Activity:
Type the records that follow again exactly as written, but drop the pictures.

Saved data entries
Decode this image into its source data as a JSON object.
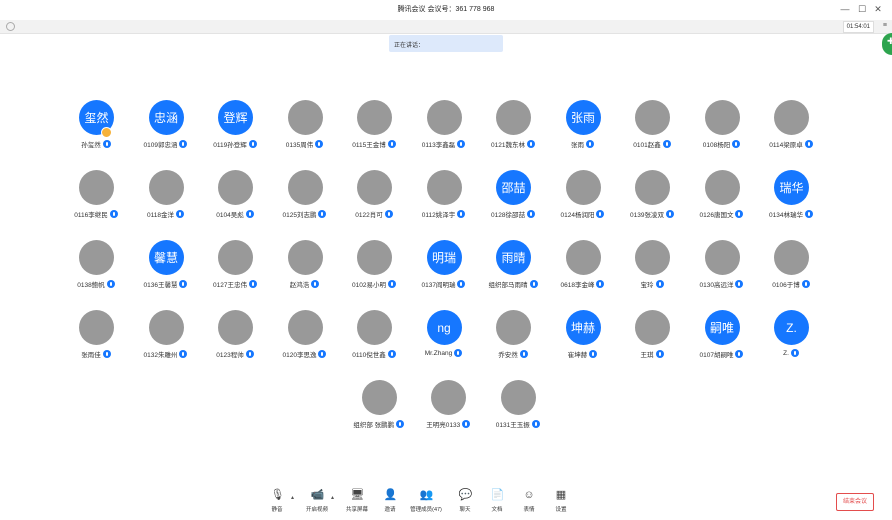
{
  "window": {
    "title": "腾讯会议  会议号：361 778 968",
    "controls": [
      "—",
      "☐",
      "✕"
    ]
  },
  "infobar": {
    "timer": "01:54:01",
    "menu": "≡"
  },
  "speaking_banner": {
    "text": "正在讲话："
  },
  "colors": {
    "accent": "#1677ff",
    "end_button": "#e34d4d",
    "side_widget": "#2da44e",
    "avatar_photo": "#999999"
  },
  "participants": [
    {
      "name": "孙玺然",
      "avatar_text": "玺然",
      "avatar_type": "text",
      "host": true
    },
    {
      "name": "0109郭忠涵",
      "avatar_text": "忠涵",
      "avatar_type": "text"
    },
    {
      "name": "0119孙登辉",
      "avatar_text": "登辉",
      "avatar_type": "text"
    },
    {
      "name": "0135周伟",
      "avatar_type": "photo"
    },
    {
      "name": "0115王金博",
      "avatar_type": "photo"
    },
    {
      "name": "0113李鑫磊",
      "avatar_type": "photo"
    },
    {
      "name": "0121魏东林",
      "avatar_type": "photo"
    },
    {
      "name": "张雨",
      "avatar_text": "张雨",
      "avatar_type": "text"
    },
    {
      "name": "0101赵鑫",
      "avatar_type": "photo"
    },
    {
      "name": "0108杨阳",
      "avatar_type": "photo"
    },
    {
      "name": "0114梁原卓",
      "avatar_type": "photo"
    },
    {
      "name": "0116李继民",
      "avatar_type": "photo"
    },
    {
      "name": "0118金洋",
      "avatar_type": "photo"
    },
    {
      "name": "0104吴彪",
      "avatar_type": "photo"
    },
    {
      "name": "0125刘志鹏",
      "avatar_type": "photo"
    },
    {
      "name": "0122肖可",
      "avatar_type": "photo"
    },
    {
      "name": "0112姚泽宇",
      "avatar_type": "photo"
    },
    {
      "name": "0128徐邵喆",
      "avatar_text": "邵喆",
      "avatar_type": "text"
    },
    {
      "name": "0124杨润阳",
      "avatar_type": "photo"
    },
    {
      "name": "0139张凌双",
      "avatar_type": "photo"
    },
    {
      "name": "0126唐国文",
      "avatar_type": "photo"
    },
    {
      "name": "0134林瑞华",
      "avatar_text": "瑞华",
      "avatar_type": "text"
    },
    {
      "name": "0138鲍帆",
      "avatar_type": "photo"
    },
    {
      "name": "0136王馨慧",
      "avatar_text": "馨慧",
      "avatar_type": "text"
    },
    {
      "name": "0127王忠伟",
      "avatar_type": "photo"
    },
    {
      "name": "赵鸿浩",
      "avatar_type": "photo"
    },
    {
      "name": "0102易小明",
      "avatar_type": "photo"
    },
    {
      "name": "0137阎明瑞",
      "avatar_text": "明瑞",
      "avatar_type": "text"
    },
    {
      "name": "组织部马雨晴",
      "avatar_text": "雨晴",
      "avatar_type": "text"
    },
    {
      "name": "0618李金峰",
      "avatar_type": "photo"
    },
    {
      "name": "宝玲",
      "avatar_type": "photo"
    },
    {
      "name": "0130高远洋",
      "avatar_type": "photo"
    },
    {
      "name": "0106于博",
      "avatar_type": "photo"
    },
    {
      "name": "张雨佳",
      "avatar_type": "photo"
    },
    {
      "name": "0132朱雕州",
      "avatar_type": "photo"
    },
    {
      "name": "0123程帅",
      "avatar_type": "photo"
    },
    {
      "name": "0120李思逸",
      "avatar_type": "photo"
    },
    {
      "name": "0110倪世鑫",
      "avatar_type": "photo"
    },
    {
      "name": "Mr.Zhang",
      "avatar_text": "ng",
      "avatar_type": "text"
    },
    {
      "name": "乔安然",
      "avatar_type": "photo"
    },
    {
      "name": "崔坤赫",
      "avatar_text": "坤赫",
      "avatar_type": "text"
    },
    {
      "name": "王琪",
      "avatar_type": "photo"
    },
    {
      "name": "0107胡嗣唯",
      "avatar_text": "嗣唯",
      "avatar_type": "text"
    },
    {
      "name": "Z.",
      "avatar_text": "Z.",
      "avatar_type": "text"
    },
    {
      "name": "组织部 张鹏鹏",
      "avatar_type": "photo"
    },
    {
      "name": "王明亮0133",
      "avatar_type": "photo"
    },
    {
      "name": "0131王玉振",
      "avatar_type": "photo"
    }
  ],
  "toolbar": {
    "items": [
      {
        "label": "静音",
        "icon": "microphone-icon",
        "glyph": "🎙"
      },
      {
        "label": "开启视频",
        "icon": "camera-off-icon",
        "glyph": "📹"
      },
      {
        "label": "共享屏幕",
        "icon": "share-screen-icon",
        "glyph": "🖥"
      },
      {
        "label": "邀请",
        "icon": "invite-icon",
        "glyph": "👤"
      },
      {
        "label": "管理成员(47)",
        "icon": "members-icon",
        "glyph": "👥"
      },
      {
        "label": "聊天",
        "icon": "chat-icon",
        "glyph": "💬"
      },
      {
        "label": "文档",
        "icon": "document-icon",
        "glyph": "📄"
      },
      {
        "label": "表情",
        "icon": "emoji-icon",
        "glyph": "☺"
      },
      {
        "label": "设置",
        "icon": "settings-grid-icon",
        "glyph": "▦"
      }
    ],
    "caret": "▴",
    "end_button": "结束会议"
  }
}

Task response:
Decode this image into its source data as a JSON object.
{
  "window": {
    "title": "腾讯会议  会议号：361 778 968",
    "controls": [
      "—",
      "☐",
      "✕"
    ]
  },
  "infobar": {
    "timer": "01:54:01",
    "menu": "≡"
  },
  "speaking_banner": {
    "text": "正在讲话："
  },
  "colors": {
    "accent": "#1677ff",
    "end_button": "#e34d4d",
    "side_widget": "#2da44e",
    "avatar_photo": "#999999"
  },
  "participants": [
    {
      "name": "孙玺然",
      "avatar_text": "玺然",
      "avatar_type": "text",
      "host": true
    },
    {
      "name": "0109郭忠涵",
      "avatar_text": "忠涵",
      "avatar_type": "text"
    },
    {
      "name": "0119孙登辉",
      "avatar_text": "登辉",
      "avatar_type": "text"
    },
    {
      "name": "0135周伟",
      "avatar_type": "photo"
    },
    {
      "name": "0115王金博",
      "avatar_type": "photo"
    },
    {
      "name": "0113李鑫磊",
      "avatar_type": "photo"
    },
    {
      "name": "0121魏东林",
      "avatar_type": "photo"
    },
    {
      "name": "张雨",
      "avatar_text": "张雨",
      "avatar_type": "text"
    },
    {
      "name": "0101赵鑫",
      "avatar_type": "photo"
    },
    {
      "name": "0108杨阳",
      "avatar_type": "photo"
    },
    {
      "name": "0114梁原卓",
      "avatar_type": "photo"
    },
    {
      "name": "0116李继民",
      "avatar_type": "photo"
    },
    {
      "name": "0118金洋",
      "avatar_type": "photo"
    },
    {
      "name": "0104吴彪",
      "avatar_type": "photo"
    },
    {
      "name": "0125刘志鹏",
      "avatar_type": "photo"
    },
    {
      "name": "0122肖可",
      "avatar_type": "photo"
    },
    {
      "name": "0112姚泽宇",
      "avatar_type": "photo"
    },
    {
      "name": "0128徐邵喆",
      "avatar_text": "邵喆",
      "avatar_type": "text"
    },
    {
      "name": "0124杨润阳",
      "avatar_type": "photo"
    },
    {
      "name": "0139张凌双",
      "avatar_type": "photo"
    },
    {
      "name": "0126唐国文",
      "avatar_type": "photo"
    },
    {
      "name": "0134林瑞华",
      "avatar_text": "瑞华",
      "avatar_type": "text"
    },
    {
      "name": "0138鲍帆",
      "avatar_type": "photo"
    },
    {
      "name": "0136王馨慧",
      "avatar_text": "馨慧",
      "avatar_type": "text"
    },
    {
      "name": "0127王忠伟",
      "avatar_type": "photo"
    },
    {
      "name": "赵鸿浩",
      "avatar_type": "photo"
    },
    {
      "name": "0102易小明",
      "avatar_type": "photo"
    },
    {
      "name": "0137阎明瑞",
      "avatar_text": "明瑞",
      "avatar_type": "text"
    },
    {
      "name": "组织部马雨晴",
      "avatar_text": "雨晴",
      "avatar_type": "text"
    },
    {
      "name": "0618李金峰",
      "avatar_type": "photo"
    },
    {
      "name": "宝玲",
      "avatar_type": "photo"
    },
    {
      "name": "0130高远洋",
      "avatar_type": "photo"
    },
    {
      "name": "0106于博",
      "avatar_type": "photo"
    },
    {
      "name": "张雨佳",
      "avatar_type": "photo"
    },
    {
      "name": "0132朱雕州",
      "avatar_type": "photo"
    },
    {
      "name": "0123程帅",
      "avatar_type": "photo"
    },
    {
      "name": "0120李思逸",
      "avatar_type": "photo"
    },
    {
      "name": "0110倪世鑫",
      "avatar_type": "photo"
    },
    {
      "name": "Mr.Zhang",
      "avatar_text": "ng",
      "avatar_type": "text"
    },
    {
      "name": "乔安然",
      "avatar_type": "photo"
    },
    {
      "name": "崔坤赫",
      "avatar_text": "坤赫",
      "avatar_type": "text"
    },
    {
      "name": "王琪",
      "avatar_type": "photo"
    },
    {
      "name": "0107胡嗣唯",
      "avatar_text": "嗣唯",
      "avatar_type": "text"
    },
    {
      "name": "Z.",
      "avatar_text": "Z.",
      "avatar_type": "text"
    },
    {
      "name": "组织部 张鹏鹏",
      "avatar_type": "photo"
    },
    {
      "name": "王明亮0133",
      "avatar_type": "photo"
    },
    {
      "name": "0131王玉振",
      "avatar_type": "photo"
    }
  ],
  "toolbar": {
    "items": [
      {
        "label": "静音",
        "icon": "microphone-icon",
        "glyph": "🎙"
      },
      {
        "label": "开启视频",
        "icon": "camera-off-icon",
        "glyph": "📹"
      },
      {
        "label": "共享屏幕",
        "icon": "share-screen-icon",
        "glyph": "🖥"
      },
      {
        "label": "邀请",
        "icon": "invite-icon",
        "glyph": "👤"
      },
      {
        "label": "管理成员(47)",
        "icon": "members-icon",
        "glyph": "👥"
      },
      {
        "label": "聊天",
        "icon": "chat-icon",
        "glyph": "💬"
      },
      {
        "label": "文档",
        "icon": "document-icon",
        "glyph": "📄"
      },
      {
        "label": "表情",
        "icon": "emoji-icon",
        "glyph": "☺"
      },
      {
        "label": "设置",
        "icon": "settings-grid-icon",
        "glyph": "▦"
      }
    ],
    "caret": "▴",
    "end_button": "结束会议"
  }
}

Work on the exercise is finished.